My understanding of SSRI mode of effect is this:
1. They inhibit reuptake of serotonin, making it abundant in the brain
Yes, they inhibit reuptake in the synapses, so it hangs around in the synaptic cleft and it is therefore more likely that a serotonin molecule will bind with a serotonin receptor. They may also increase serotonin synthesis and expression in the short term.
2. Your receptors first compensate by dropping serotonin levels (which is why anxiety/depression gets worse in first few days of administration)
No. The increased anxiety is caused by the added serotonin. Despite what is often claimed, serotonin isn't the "feel good" neurotransmitter. Just the opposite, as serotonin reuptake inhibiting antidepressants demonstrate. OTOH, increased anxiety and depression are not common initial side-effects tianeptine
(Sablon) a Selective Serotonin Reuptake Enhancer.
3. At some point, your receptors "give in" to this serotonin abundance and stop trying to regulate it. Serotonin levels get back up.
No, just the opposite. Serotonin synthesis and expression and overall levels drop dramatically in some brain regions and stay down, in other areas they drop and then rebound to baseline. See my: Serotonin: The 'chemical imbalance' myth
4. In reaction, the number of the receptors themselves are downregulated. This is aparently where the bulk of mood improvement is observed (which sounds counter intuitive to me).
But this isn't really why people improve, though it might be part of the trigger, or a consequence of what does, neurogenesis (Malberg JE
, 2000; Perera TD
, 2011). The current theory is that all the changes antidepressants make reverse atrophy of the hippocampi caused by stress hormones, mainly cortisol (Sapolsky RM
My question is this: Is the eventual amount of receptor downregulation dosage dependent, ie, is there a linear relationship, or is there a dosage before which there is hardly any downregualtion, past which, say, 90% of your receptors downregulate?
If we replace "down regulation" with "neurogenesis," yes there is probably a relationship between dose and the degree of neurogenesis boosting, although I am unaware of any studies showing the effect is necessarily linear. We know the effect is dose dependent because every antidepressant has a therapeutic dose range below which there is little positive effect.
My panic during exposure was manageable, but still present enough that I developed real coping skills. I believe this is why I was panic free for 7 years on 50 mg /day Luvox alone. And I felt real emotions too.
Maybe surprisingly, most people on antidepressants do continue to feel real emotions.
I dropped the dose 3 months ago and relapsed, and now the 50 mg/day doesn't seem to work anymore.
For reasons that aren't well understood, antidepressants tend not to work as well the second time around, often requiring a higher dose to achieve the previous response. They also often produce more severe initial side-effects which can also be different to when the drug was taken previously.
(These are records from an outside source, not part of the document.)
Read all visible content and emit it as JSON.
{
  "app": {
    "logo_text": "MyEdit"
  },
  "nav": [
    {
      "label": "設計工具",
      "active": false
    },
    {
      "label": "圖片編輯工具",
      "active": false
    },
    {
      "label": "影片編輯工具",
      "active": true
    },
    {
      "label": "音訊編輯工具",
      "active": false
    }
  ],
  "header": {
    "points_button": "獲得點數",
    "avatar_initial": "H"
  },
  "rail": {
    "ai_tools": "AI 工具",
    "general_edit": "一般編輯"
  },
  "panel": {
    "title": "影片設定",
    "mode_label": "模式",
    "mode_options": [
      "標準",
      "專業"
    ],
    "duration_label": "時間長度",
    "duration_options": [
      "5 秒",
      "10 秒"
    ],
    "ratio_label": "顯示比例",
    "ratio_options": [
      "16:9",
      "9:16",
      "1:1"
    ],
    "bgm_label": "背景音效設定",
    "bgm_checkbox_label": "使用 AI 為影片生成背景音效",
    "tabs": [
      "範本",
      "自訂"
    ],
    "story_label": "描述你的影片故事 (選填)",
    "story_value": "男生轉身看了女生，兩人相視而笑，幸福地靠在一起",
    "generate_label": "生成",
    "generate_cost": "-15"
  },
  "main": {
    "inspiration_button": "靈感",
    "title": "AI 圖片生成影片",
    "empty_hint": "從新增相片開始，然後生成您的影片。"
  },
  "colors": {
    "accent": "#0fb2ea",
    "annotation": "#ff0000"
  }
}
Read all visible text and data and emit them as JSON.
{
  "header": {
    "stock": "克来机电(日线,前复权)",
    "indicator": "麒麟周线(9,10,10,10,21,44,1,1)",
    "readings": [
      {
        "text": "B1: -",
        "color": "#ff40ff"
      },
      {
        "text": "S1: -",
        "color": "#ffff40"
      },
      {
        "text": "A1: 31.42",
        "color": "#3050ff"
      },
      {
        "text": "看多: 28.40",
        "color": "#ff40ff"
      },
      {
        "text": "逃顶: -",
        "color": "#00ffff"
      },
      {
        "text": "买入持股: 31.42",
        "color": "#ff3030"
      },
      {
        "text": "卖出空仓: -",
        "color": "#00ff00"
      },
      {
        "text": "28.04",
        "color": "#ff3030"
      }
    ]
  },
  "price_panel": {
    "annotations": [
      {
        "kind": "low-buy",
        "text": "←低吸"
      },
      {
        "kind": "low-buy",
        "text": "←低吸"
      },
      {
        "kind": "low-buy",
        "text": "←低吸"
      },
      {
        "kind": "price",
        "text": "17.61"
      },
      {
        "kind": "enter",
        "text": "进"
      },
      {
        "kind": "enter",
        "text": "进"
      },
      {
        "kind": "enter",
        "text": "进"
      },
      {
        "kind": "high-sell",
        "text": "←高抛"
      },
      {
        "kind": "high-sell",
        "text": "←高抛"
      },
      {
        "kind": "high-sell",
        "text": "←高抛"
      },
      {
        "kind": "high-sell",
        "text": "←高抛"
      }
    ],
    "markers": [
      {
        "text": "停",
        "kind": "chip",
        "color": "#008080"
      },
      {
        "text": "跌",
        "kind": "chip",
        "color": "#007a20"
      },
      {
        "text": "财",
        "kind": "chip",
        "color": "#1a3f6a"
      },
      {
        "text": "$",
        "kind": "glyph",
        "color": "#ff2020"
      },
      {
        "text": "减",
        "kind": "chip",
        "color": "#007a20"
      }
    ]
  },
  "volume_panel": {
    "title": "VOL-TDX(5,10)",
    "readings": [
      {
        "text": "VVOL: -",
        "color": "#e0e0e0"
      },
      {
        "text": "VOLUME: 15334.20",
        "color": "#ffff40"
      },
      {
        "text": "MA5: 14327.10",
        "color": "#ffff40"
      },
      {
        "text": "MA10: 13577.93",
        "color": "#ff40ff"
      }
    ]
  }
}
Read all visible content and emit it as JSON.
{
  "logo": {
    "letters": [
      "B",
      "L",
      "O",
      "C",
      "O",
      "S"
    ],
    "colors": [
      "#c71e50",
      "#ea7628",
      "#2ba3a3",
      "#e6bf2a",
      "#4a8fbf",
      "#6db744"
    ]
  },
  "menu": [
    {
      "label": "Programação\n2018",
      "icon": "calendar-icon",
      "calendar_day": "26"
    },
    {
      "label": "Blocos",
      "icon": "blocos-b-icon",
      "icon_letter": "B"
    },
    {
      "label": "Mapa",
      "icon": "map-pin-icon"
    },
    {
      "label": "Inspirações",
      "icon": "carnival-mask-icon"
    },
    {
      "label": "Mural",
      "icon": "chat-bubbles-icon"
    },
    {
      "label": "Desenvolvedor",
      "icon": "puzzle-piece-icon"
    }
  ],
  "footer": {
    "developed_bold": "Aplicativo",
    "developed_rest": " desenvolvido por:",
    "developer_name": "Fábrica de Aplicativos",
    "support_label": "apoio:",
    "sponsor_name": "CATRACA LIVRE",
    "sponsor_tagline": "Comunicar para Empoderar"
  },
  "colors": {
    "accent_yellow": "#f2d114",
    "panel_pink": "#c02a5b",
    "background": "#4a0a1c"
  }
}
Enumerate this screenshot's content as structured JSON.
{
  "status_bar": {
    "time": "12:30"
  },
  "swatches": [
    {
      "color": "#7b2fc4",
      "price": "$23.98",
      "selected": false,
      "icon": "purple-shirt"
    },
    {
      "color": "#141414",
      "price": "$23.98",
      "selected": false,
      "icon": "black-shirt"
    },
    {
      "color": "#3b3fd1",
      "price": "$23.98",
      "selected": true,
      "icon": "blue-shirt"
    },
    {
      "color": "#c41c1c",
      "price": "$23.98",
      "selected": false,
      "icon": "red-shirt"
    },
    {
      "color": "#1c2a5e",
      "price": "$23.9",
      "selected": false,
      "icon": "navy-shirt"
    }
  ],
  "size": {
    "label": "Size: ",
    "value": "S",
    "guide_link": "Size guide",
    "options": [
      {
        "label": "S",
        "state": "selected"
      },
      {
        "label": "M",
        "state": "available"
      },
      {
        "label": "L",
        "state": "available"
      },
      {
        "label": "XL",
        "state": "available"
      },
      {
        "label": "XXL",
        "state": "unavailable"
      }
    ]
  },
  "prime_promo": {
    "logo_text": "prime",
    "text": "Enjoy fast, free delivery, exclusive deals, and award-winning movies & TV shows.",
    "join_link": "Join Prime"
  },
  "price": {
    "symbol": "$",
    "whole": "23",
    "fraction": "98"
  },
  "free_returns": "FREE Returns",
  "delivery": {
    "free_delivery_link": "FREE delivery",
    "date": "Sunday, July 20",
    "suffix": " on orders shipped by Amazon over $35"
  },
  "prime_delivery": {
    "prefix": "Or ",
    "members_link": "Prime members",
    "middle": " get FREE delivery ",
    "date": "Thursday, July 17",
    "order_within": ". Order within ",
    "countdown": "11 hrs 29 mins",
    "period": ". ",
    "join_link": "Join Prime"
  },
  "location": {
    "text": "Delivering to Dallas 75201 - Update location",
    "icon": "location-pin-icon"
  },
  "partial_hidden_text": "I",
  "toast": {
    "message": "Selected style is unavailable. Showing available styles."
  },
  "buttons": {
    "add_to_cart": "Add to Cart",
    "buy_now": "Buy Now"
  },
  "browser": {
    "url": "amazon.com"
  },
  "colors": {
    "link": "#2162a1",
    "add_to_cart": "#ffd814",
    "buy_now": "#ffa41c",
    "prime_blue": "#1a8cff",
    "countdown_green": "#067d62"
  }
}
I want to raise the dose and find that exact point again. Will it be possible for me to find a higher dosage that will be as calming as my original dose and still allow some feeling, by experimenting, or will the receptor downregulation be exponential past a certain point and zombify me useless?
I don't know why it wouldn't be possible. If any antidepressant turns you into a zombie, then it isn't the right one for you. This isn't the norm, except maybe initially as the brain struggles to adapt, but this shouldn't last.